[Page and application data records]
+ + + + +
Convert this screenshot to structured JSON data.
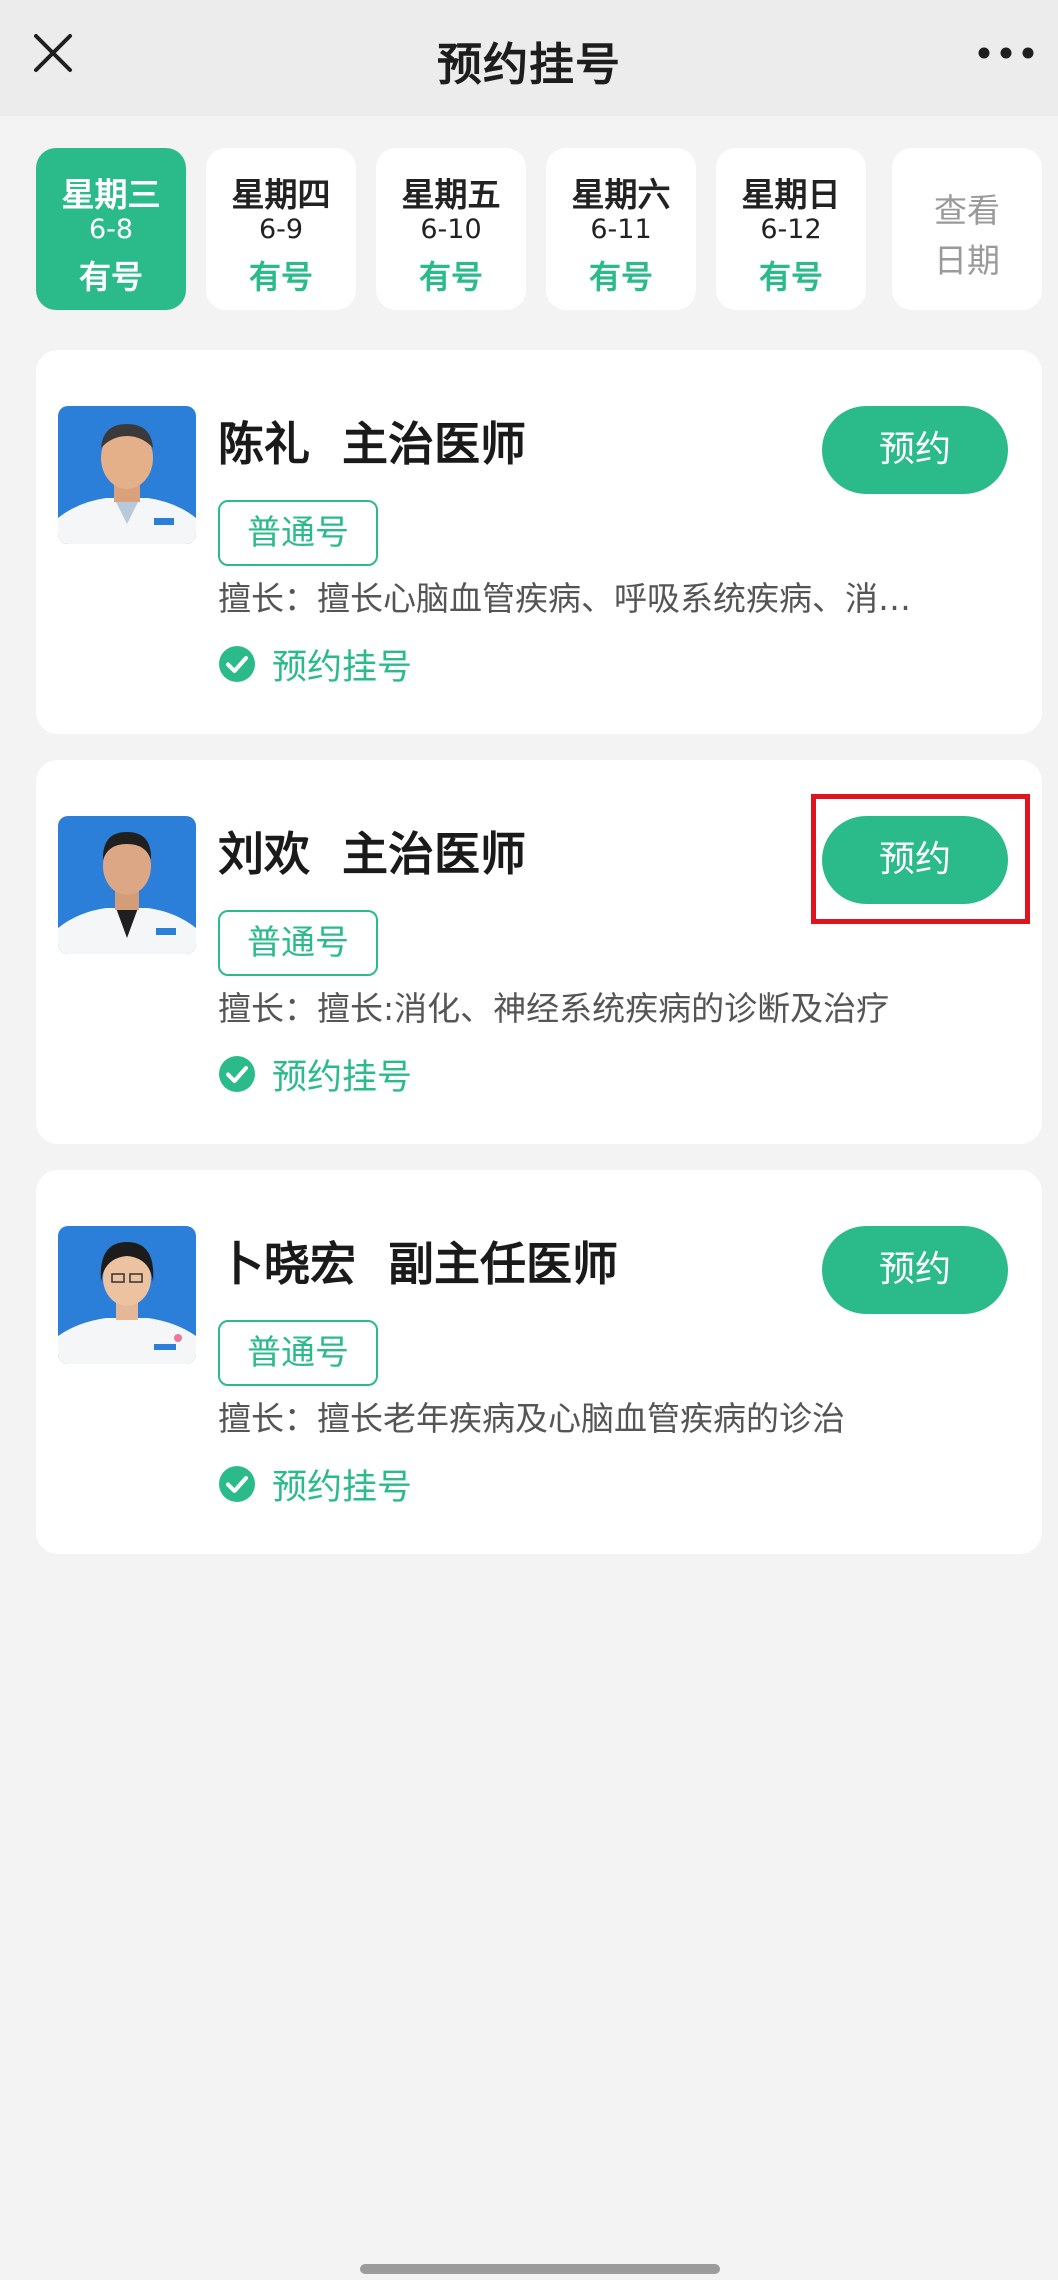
{
  "header": {
    "title": "预约挂号",
    "close_icon": "close-icon",
    "more_icon": "more-icon"
  },
  "date_tabs": [
    {
      "weekday": "星期三",
      "date": "6-8",
      "availability": "有号",
      "active": true
    },
    {
      "weekday": "星期四",
      "date": "6-9",
      "availability": "有号",
      "active": false
    },
    {
      "weekday": "星期五",
      "date": "6-10",
      "availability": "有号",
      "active": false
    },
    {
      "weekday": "星期六",
      "date": "6-11",
      "availability": "有号",
      "active": false
    },
    {
      "weekday": "星期日",
      "date": "6-12",
      "availability": "有号",
      "active": false
    }
  ],
  "view_dates": {
    "line1": "查看",
    "line2": "日期"
  },
  "doctors": [
    {
      "name": "陈礼  主治医师",
      "book_label": "预约",
      "tag": "普通号",
      "specialty": "擅长：擅长心脑血管疾病、呼吸系统疾病、消…",
      "status": "预约挂号"
    },
    {
      "name": "刘欢  主治医师",
      "book_label": "预约",
      "tag": "普通号",
      "specialty": "擅长：擅长:消化、神经系统疾病的诊断及治疗",
      "status": "预约挂号"
    },
    {
      "name": "卜晓宏  副主任医师",
      "book_label": "预约",
      "tag": "普通号",
      "specialty": "擅长：擅长老年疾病及心脑血管疾病的诊治",
      "status": "预约挂号"
    }
  ],
  "colors": {
    "accent": "#2bbb8b",
    "highlight": "#e0141e",
    "background": "#f3f3f3"
  }
}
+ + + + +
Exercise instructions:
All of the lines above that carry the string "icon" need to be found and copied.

Answer space:
    "close_icon": "close-icon",
    "more_icon": "more-icon"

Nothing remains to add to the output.